Start of Records shown

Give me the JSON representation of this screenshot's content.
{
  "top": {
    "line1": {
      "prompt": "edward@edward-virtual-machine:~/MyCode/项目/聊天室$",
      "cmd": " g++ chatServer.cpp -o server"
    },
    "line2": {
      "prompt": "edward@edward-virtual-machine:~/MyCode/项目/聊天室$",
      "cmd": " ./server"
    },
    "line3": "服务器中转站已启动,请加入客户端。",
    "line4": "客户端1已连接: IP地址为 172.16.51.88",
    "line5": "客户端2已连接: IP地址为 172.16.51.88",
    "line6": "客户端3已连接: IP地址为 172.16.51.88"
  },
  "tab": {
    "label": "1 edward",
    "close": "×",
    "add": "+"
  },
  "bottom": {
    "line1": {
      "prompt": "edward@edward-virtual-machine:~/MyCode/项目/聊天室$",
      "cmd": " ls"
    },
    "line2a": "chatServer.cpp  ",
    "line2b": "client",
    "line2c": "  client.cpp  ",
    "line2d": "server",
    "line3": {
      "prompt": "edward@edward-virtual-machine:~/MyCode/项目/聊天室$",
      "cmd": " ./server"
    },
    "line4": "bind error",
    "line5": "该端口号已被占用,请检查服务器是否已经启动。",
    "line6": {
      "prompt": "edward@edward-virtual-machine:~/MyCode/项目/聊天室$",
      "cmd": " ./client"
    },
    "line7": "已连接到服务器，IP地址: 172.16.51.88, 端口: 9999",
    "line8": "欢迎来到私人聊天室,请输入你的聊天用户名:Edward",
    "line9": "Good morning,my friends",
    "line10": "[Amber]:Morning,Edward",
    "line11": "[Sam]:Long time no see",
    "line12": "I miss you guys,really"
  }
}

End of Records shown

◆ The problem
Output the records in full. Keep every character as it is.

◆ Response to the exercise
Give me the JSON representation of this screenshot's content.
{
  "top": {
    "line1": {
      "prompt": "edward@edward-virtual-machine:~/MyCode/项目/聊天室$",
      "cmd": " g++ chatServer.cpp -o server"
    },
    "line2": {
      "prompt": "edward@edward-virtual-machine:~/MyCode/项目/聊天室$",
      "cmd": " ./server"
    },
    "line3": "服务器中转站已启动,请加入客户端。",
    "line4": "客户端1已连接: IP地址为 172.16.51.88",
    "line5": "客户端2已连接: IP地址为 172.16.51.88",
    "line6": "客户端3已连接: IP地址为 172.16.51.88"
  },
  "tab": {
    "label": "1 edward",
    "close": "×",
    "add": "+"
  },
  "bottom": {
    "line1": {
      "prompt": "edward@edward-virtual-machine:~/MyCode/项目/聊天室$",
      "cmd": " ls"
    },
    "line2a": "chatServer.cpp  ",
    "line2b": "client",
    "line2c": "  client.cpp  ",
    "line2d": "server",
    "line3": {
      "prompt": "edward@edward-virtual-machine:~/MyCode/项目/聊天室$",
      "cmd": " ./server"
    },
    "line4": "bind error",
    "line5": "该端口号已被占用,请检查服务器是否已经启动。",
    "line6": {
      "prompt": "edward@edward-virtual-machine:~/MyCode/项目/聊天室$",
      "cmd": " ./client"
    },
    "line7": "已连接到服务器，IP地址: 172.16.51.88, 端口: 9999",
    "line8": "欢迎来到私人聊天室,请输入你的聊天用户名:Edward",
    "line9": "Good morning,my friends",
    "line10": "[Amber]:Morning,Edward",
    "line11": "[Sam]:Long time no see",
    "line12": "I miss you guys,really"
  }
}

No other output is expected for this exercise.